In the summer of 1997, I started a small information-technology support business. A year later, I signed up for an entrepreneurship course at our local university, hoping it would provide the guidance to help my business take off.
The end product of that course was a fully developed business plan, drafted with the assistance of two students from the business school. And yes, my business took off.
For the next five or six years I revised that business plan every year. About the fifth year, we hit a plateau and couldn't seem to move past it. In an annual meeting with our board of advisers, we discussed our revised business plan. My accountant made a comment that stunned me. He said, "I think you need to stop working on the business plan and start working on your business."
That observation was spot on. In hindsight, I question how much value that business plan truly provided.
A few years ago I was introduced to the concept of business modeling, and it has challenged me to rethink the sacrosanct business plan.
Business modeling provides a concise (single page) depiction of how an organization creates, delivers and exchanges value with a customer. The benefits of business modeling over business plans are abundant. The time invested in business modeling is significantly reduced. Sizing up a business model is also much faster than navigating and digesting a business plan. Business modeling lends itself to a "design approach," where creating, comparing and contrasting various models facilitates the emergence of the best models. Once a model is chosen for implementation, the inevitable problems and potential solutions can be identified far more quickly - nearly in real time. Business models offer a fleet-footed agility the combat-booted business plan cannot.
Formal business modeling has been emerging only in roughly the last 15 years. IBM was a pioneer: Its Component Business Model has been around since shortly after the recent millennial turn. While CBM has had its following, the biggest boost to business modeling as a framework came in 2009, when a self-published work emerged, titled "Business Model Generation." It was written by Alexander Osterwalder, Yves Pigneur and a host of collaborators from all over the globe.

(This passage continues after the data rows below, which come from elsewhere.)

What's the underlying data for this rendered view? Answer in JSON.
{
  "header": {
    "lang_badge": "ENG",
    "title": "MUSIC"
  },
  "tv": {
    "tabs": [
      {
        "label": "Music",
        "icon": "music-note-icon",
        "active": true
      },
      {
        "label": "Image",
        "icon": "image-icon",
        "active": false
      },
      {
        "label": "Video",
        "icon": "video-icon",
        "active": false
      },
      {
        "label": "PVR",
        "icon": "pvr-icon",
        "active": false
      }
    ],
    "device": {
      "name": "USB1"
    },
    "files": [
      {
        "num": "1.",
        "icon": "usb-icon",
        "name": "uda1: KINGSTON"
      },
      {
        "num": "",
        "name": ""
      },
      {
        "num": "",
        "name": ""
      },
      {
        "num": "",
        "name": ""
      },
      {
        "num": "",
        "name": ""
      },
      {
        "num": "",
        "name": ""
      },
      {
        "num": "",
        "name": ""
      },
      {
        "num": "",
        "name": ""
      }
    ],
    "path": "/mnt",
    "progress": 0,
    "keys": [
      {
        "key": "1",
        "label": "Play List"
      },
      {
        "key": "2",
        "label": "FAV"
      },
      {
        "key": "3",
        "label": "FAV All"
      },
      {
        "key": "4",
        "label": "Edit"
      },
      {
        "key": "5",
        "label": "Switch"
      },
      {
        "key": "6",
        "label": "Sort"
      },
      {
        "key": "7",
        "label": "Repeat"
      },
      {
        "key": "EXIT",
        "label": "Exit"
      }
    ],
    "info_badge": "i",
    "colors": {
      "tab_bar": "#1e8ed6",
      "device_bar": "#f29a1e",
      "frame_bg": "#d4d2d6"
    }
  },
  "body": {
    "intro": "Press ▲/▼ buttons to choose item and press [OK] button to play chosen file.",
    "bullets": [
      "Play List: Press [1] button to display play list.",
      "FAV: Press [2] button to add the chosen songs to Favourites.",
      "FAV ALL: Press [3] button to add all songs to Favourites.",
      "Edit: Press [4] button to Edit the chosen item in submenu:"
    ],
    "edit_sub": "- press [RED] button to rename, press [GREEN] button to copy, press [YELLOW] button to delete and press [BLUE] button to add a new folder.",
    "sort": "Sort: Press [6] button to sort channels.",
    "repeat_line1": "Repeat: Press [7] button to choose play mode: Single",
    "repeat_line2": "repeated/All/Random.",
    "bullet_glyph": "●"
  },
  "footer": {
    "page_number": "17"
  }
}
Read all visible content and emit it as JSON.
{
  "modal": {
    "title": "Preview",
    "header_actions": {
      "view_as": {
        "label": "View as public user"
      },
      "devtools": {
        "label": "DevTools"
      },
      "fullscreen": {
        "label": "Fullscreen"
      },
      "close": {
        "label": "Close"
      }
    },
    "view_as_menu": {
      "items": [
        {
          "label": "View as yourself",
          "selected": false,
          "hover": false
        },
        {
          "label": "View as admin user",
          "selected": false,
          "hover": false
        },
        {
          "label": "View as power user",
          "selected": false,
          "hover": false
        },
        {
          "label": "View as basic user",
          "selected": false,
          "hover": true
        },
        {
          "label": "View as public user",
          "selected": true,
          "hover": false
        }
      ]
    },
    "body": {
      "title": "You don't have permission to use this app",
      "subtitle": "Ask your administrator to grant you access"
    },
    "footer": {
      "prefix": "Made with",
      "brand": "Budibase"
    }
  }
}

Osterwalder and company developed the Business Model Canvas, which comprises the nine basic building blocks of any organization. In the top center of the canvas is the value proposition block. The right side of the canvas has customer segments, customer relationships, channels and revenue streams. The left side has key activities, key resources, key partners and cost structure. These nine blocks communicate the business architecture quickly and concisely.
Does this mean the traditional business plan is dead? Much of the biz-blow chatter says so, but it depends on to whom you talk.
Many lending institutions and capital investment providers still require a formal business plan if you want serious consideration. Startup wonky Steve Blank's mantra, "Startups Model, Companies Plan," leaves room for both depending on where the organization is in its life cycle.
Yet to remain entrepreneurial, organizations of any age or size can leverage business modeling to uncover potential innovation and opportunities. Even if a business plan is required, there is enormous benefit in working on the business model as a foundational reference and springboard to help write the business plan.
And I must say, business modeling is the most fun I've had at work recently.